The Power of Positive Reinforcement
Every positive interaction is a step closer to friendship. Reward these moments with treats, praises, or even a belly rub. It reinforces the idea that good things happen when they’re around their new friend. It’s like getting a gold star in school; it just makes you want to do better!
Know When to Hit Pause
Despite our best efforts, not every interaction will be smooth sailing. And that’s okay. If things get tense or if either dog seems overwhelmed, it’s time for a break. Think of it as pressing pause on a movie. You can always resume when things feel right.
What If They Don’t Get Along?
The age-old conundrum! It’s like setting up two friends on a blind date, only to discover they have the chemistry of oil and water. As a Beagle aficionado, I’ve been there, done that, and got the chewed-up slipper to prove it. So, what do you do when your Beagle and their potential new buddy don’t see eye to eye, or should I say, nose to tail?
Don’t Force the Friendship
Imagine being stuck in a room with someone who insists on talking about their stamp collection for hours. Torture, right? Similarly, forcing two dogs to get along can be counterproductive. If they’re not vibing, it’s okay. Not every dog will be your Beagle’s cup of tea (or bowl of kibble).
Understand the Why
Dogs, much like us, have their reasons.

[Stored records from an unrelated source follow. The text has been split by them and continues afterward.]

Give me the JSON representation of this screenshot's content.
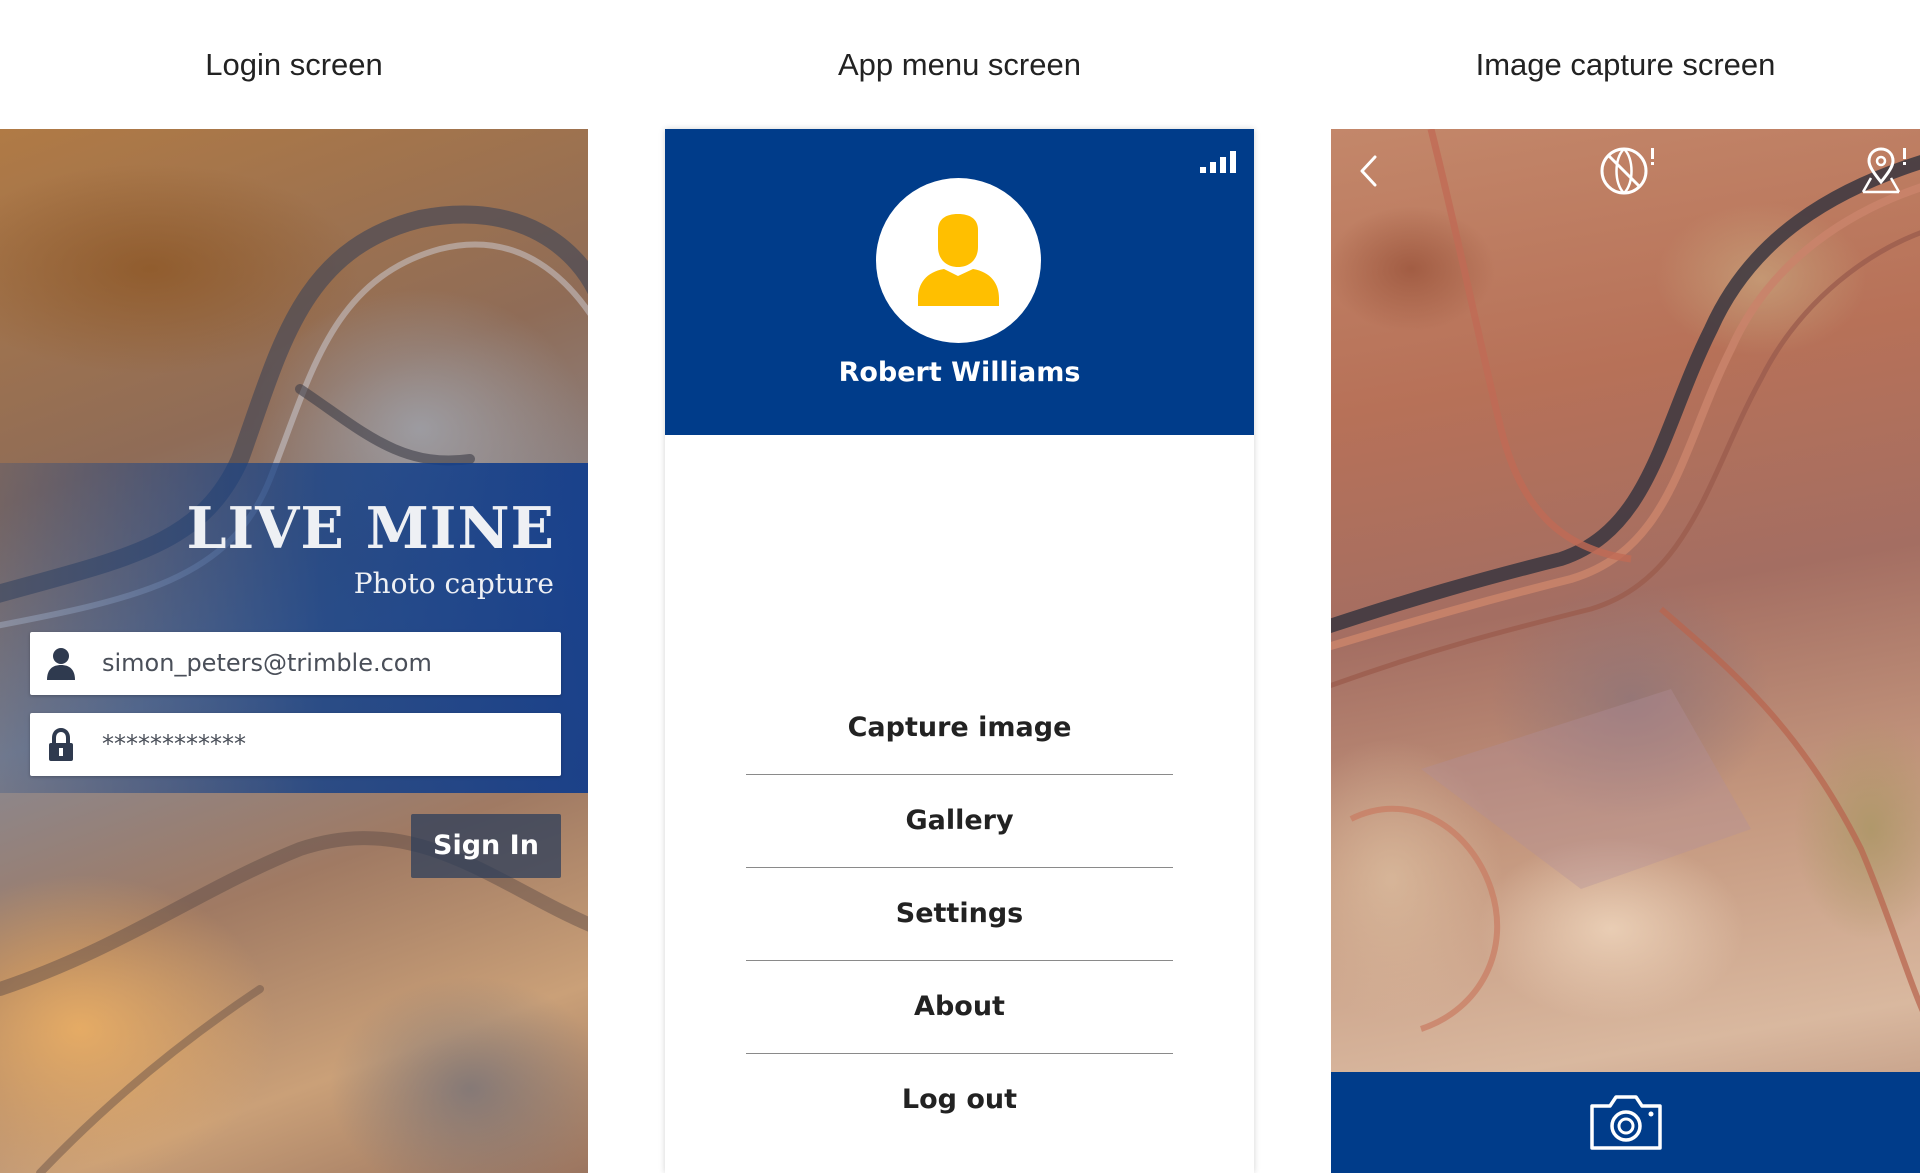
{
  "captions": {
    "login": "Login screen",
    "menu": "App menu screen",
    "capture": "Image capture screen"
  },
  "login": {
    "brand": "LIVE MINE",
    "tagline": "Photo capture",
    "username_value": "simon_peters@trimble.com",
    "password_value": "************",
    "signin_label": "Sign In",
    "icons": {
      "user": "user-icon",
      "lock": "lock-icon"
    },
    "accent_color": "#1e4b8f"
  },
  "menu": {
    "user_name": "Robert Williams",
    "items": [
      {
        "label": "Capture image"
      },
      {
        "label": "Gallery"
      },
      {
        "label": "Settings"
      },
      {
        "label": "About"
      },
      {
        "label": "Log out"
      }
    ],
    "header_color": "#003c8a",
    "avatar_color": "#ffbf00",
    "icons": {
      "signal": "signal-icon",
      "avatar": "avatar-icon"
    }
  },
  "capture": {
    "bar_color": "#003c8a",
    "icons": {
      "back": "back-chevron-icon",
      "gps": "gps-warning-icon",
      "location": "location-warning-icon",
      "camera": "camera-icon"
    }
  }
}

Maybe it’s a size difference, a territorial issue, or perhaps they just stepped on each other’s paws the wrong way. Observing their interactions can give you clues. It’s like playing detective, but with more fur and fewer magnifying glasses.
Take a Break and Regroup
If the first meeting goes south, don’t despair. Separate the dogs and give them some time to cool off. It’s like hitting the reset button. Sometimes, a little space and a change of environment can work wonders.
Seek Expert Advice
If you’re keen on making the friendship work, consider seeking advice from a dog trainer or behaviorist. They can offer insights and strategies to smooth things over. Think of them as the relationship counselors of the canine world.
Celebrate the Small Wins
So, they didn’t become best buddies on day one. That’s okay. Maybe they had a moment where they played together or shared a toy. Celebrate those moments. It’s like cheering for baby steps, knowing they’ll eventually lead to bigger strides.
Know When to Call It Quits
Despite our best efforts, some relationships just aren’t meant to be. And that’s okay. Your Beagle can still have a fulfilling life with other doggy friends or even as an ‘only child’. It’s like understanding that not every friendship is forever, and that’s perfectly fine.
Conclusion: The Paws and Reflect Moment
Introducing your Beagle to another dog is an exciting adventure. It’s like setting up two friends and hoping they hit it off. With patience, understanding, and a bit of doggy wisdom, you can pave the way for a beautiful friendship. Or at the very least, a polite nod when they pass each other in the park.
So, are you ready to play matchmaker for your Beagle? Go on, take the plunge. And when you see those tails wagging in sync, you’ll know you’ve hit the jackpot.
Feeling enlightened? Think this guide might help a fellow dog owner? Click that share button! Whether it’s Facebook, Twitter, or Pinterest, spread the Beagle love. After all, in the world of dogs, the more, the merrier. And who knows, your Beagle might just find its new best friend, thanks to you.